Cookies are small text files issued by websites to web browser software to keep visitors logged in once they have entered their password.
“We’d like your smartphone or smartcard-embedded finger ring to authorize a new computer via a tap on the computer, even in situations in which your phone might be without cellular connectivity,” the Googlers wrote.
Grosse and Upadhyay said they are currently experimenting with YubiKey, a tiny USB stick that implements highly secure “one time pad” cryptography to log in to Google services, as a replacement for passwords. In the future, they want similar authentication technology to work wirelessly and across all of a person’s online accounts.
“We’ll have to have some form of screen unlock, maybe passwords but maybe something else,” Grosse said, Wired reports. “But the primary authenticator will be a token like this or some equivalent piece of hardware.”
Security experts have pointed to the problems with passwords for years, and suggested alternatives, but none have been widely adopted because they would require web services to adopt standards.
Grosse and Upadhyay’s paper is attracting attention because coming from the world’s biggest web company, it may stand a better chance of success.
“Others have tried similar approaches but achieved little success in the consumer world,” Grosse and Upadhyay wrote.
“Although we recognize that our initiative will likewise remain speculative until we’ve proven large scale acceptance, we’re eager to test it with other websites.”
Given the rivalries online and the low cost and ubiquity of passwords, progress remains a tall order, however.

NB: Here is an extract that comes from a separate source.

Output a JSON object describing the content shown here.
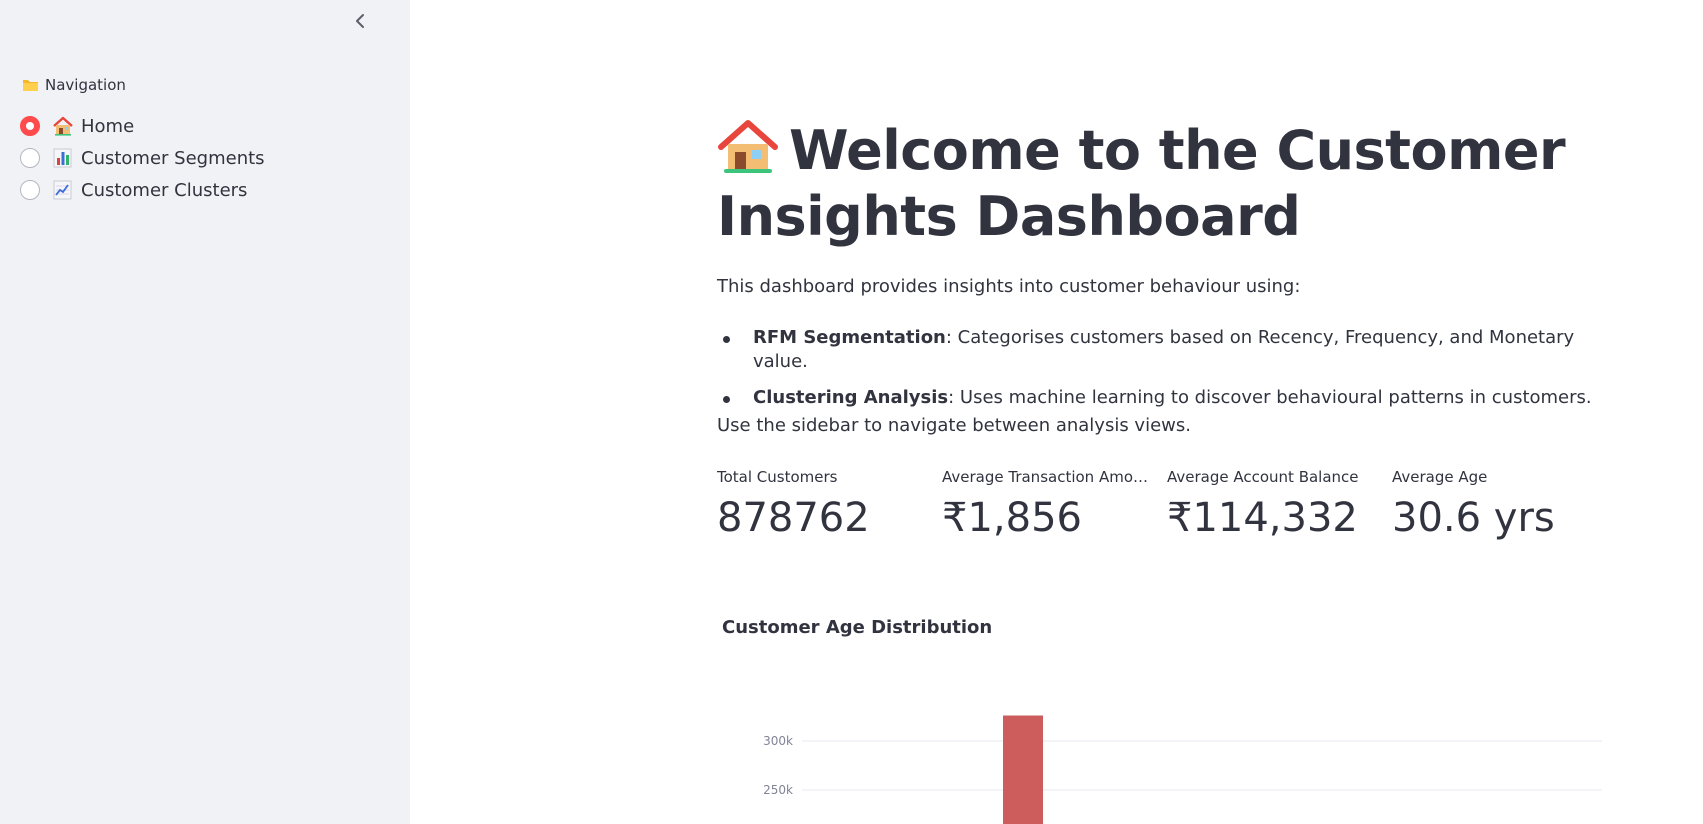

Bill Gates predicted the death of passwords at a security conference in 2004.